The story ends with the final battle of Camlann in which Arthur's forces confront Mordred's. The outcome of the battle will depend on the number of combatants on each side, and that in turn will depend on the decisions of the nobles as to which side each will support. What factors will influence this decision? The primary one should be "kingly stature", the extent to which Arthur is perceived to be a leader of strength, integrity, and power.
But should other factors enter into the equation? Should personal anima towards Arthur enter the decision? Suppose, for example, that Arthur has had a fling with a female noble, a fling that ended badly, but otherwise has behaved well. Will she go over to Mordred over the failed affair? That leads me to suspect that the three basic relationships (affection, trust, submission) should form the core of kingly stature. Perhaps commitment should enter into the equation as well.

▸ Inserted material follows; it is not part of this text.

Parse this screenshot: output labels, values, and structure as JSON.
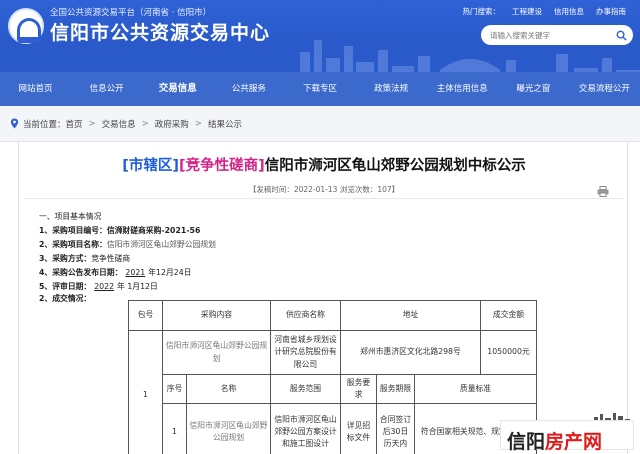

The next question is, should Mordred be tested by the same formula? Do people compare Mordred's stature with Arthur's? I suppose they must, but this seriously compromises Mordred's ability to engage in dirty tricks. Perhaps Mordred should have some sort of immunity factor to the emotional

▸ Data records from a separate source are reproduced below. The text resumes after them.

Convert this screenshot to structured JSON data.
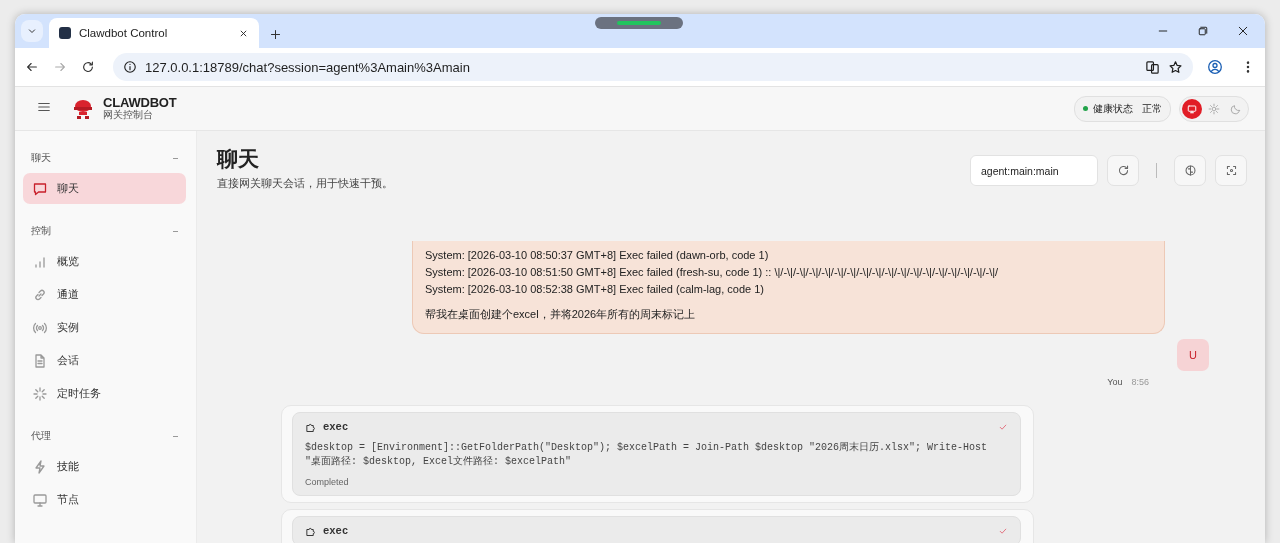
{
  "browser": {
    "tab_title": "Clawdbot Control",
    "url": "127.0.0.1:18789/chat?session=agent%3Amain%3Amain"
  },
  "header": {
    "brand": "CLAWDBOT",
    "subtitle": "网关控制台",
    "health_label": "健康状态",
    "health_value": "正常",
    "theme_options": [
      {
        "kind": "system",
        "selected": true
      },
      {
        "kind": "light",
        "selected": false
      },
      {
        "kind": "dark",
        "selected": false
      }
    ]
  },
  "sidebar": {
    "groups": [
      {
        "title": "聊天",
        "items": [
          {
            "label": "聊天",
            "kind": "chat",
            "selected": true
          }
        ]
      },
      {
        "title": "控制",
        "items": [
          {
            "label": "概览",
            "kind": "chart",
            "selected": false
          },
          {
            "label": "通道",
            "kind": "link",
            "selected": false
          },
          {
            "label": "实例",
            "kind": "radio",
            "selected": false
          },
          {
            "label": "会话",
            "kind": "file",
            "selected": false
          },
          {
            "label": "定时任务",
            "kind": "spark",
            "selected": false
          }
        ]
      },
      {
        "title": "代理",
        "items": [
          {
            "label": "技能",
            "kind": "bolt",
            "selected": false
          },
          {
            "label": "节点",
            "kind": "monitor",
            "selected": false
          }
        ]
      }
    ]
  },
  "page": {
    "title": "聊天",
    "subtitle": "直接网关聊天会话，用于快速干预。",
    "session": "agent:main:main"
  },
  "messages": [
    {
      "lines": [
        "System: [2026-03-10 08:50:37 GMT+8] Exec failed (dawn-orb, code 1)",
        "System: [2026-03-10 08:51:50 GMT+8] Exec failed (fresh-su, code 1) :: \\|/-\\|/-\\|/-\\|/-\\|/-\\|/-\\|/-\\|/-\\|/-\\|/-\\|/-\\|/-\\|/-\\|/-\\|/-\\|/-\\|/-\\|/",
        "System: [2026-03-10 08:52:38 GMT+8] Exec failed (calm-lag, code 1)"
      ],
      "text": "帮我在桌面创建个excel，并将2026年所有的周末标记上",
      "author": "You",
      "time": "8:56",
      "avatar": "U"
    }
  ],
  "tool_calls": [
    {
      "name": "exec",
      "command": "$desktop = [Environment]::GetFolderPath(\"Desktop\"); $excelPath = Join-Path $desktop \"2026周末日历.xlsx\"; Write-Host \"桌面路径: $desktop, Excel文件路径: $excelPath\"",
      "status": "Completed",
      "done": true
    },
    {
      "name": "exec",
      "done": true
    }
  ]
}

repercussions of dirty tricks -- people turn a blind eye to his actions, figuring them necessary given Mordred's position.
Thus, Mordred's strategy is primarily to diminish the aggregate values of affection, trust, and submission toward Arthur. This gives us another handle on the problem of conflict behaviors: how does Mordred get people to reduce their values of affection, trust, and submission to Arthur?
The way to reduce affection is to arrange for Arthur to injure them, or to create the impression that Arthur injured them. One way to do so is to force Arthur to render a judgement against a person. Another method is to encourage a lady to attempt the seduction of Arthur. If her attempt fails, she'll resent Arthur, and if it succeeds, it can be put to even more mischief. The impression of injury can be created by false gossip; this in turn will require a set of verbs by which a character can yak about another's personality behind his/her back. By falsely putting such words into Arthur's mouth, Mordred can create the impression of injury -- so long as he's not caught. Of course, who'll do the catching? Arthur?
To reduce trust, Mordred must create scenarios that make it appear that Arthur is lying or reneging on his deals. This can get pretty intricate, but perhaps Mordred could go to people demanding "Who told you...?" regarding crimes that he really did commit, but implying that the reports of these crimes are lies. He could then accuse Arthur of lying. Perhaps. A more effective approach would be to advance the hypothesis that Arthur is carrying on an affair behind Guenevere's back.
To reduce submission, Mordred must get Arthur to do badly against the Saxons, either by refusing to fight them often enough, or failing to engage them in battle, or losing in battle, or bringing back few spoils when he is victorious. This would discredit Arthur in the eyes of those who support him militarily.
Another avenue concerns the Grail, which Mordred can deny as a propaganda ploy. Arthur is then put on the defensive, trying to prove its reality by getting Percival to find it, but Percival is reluctant.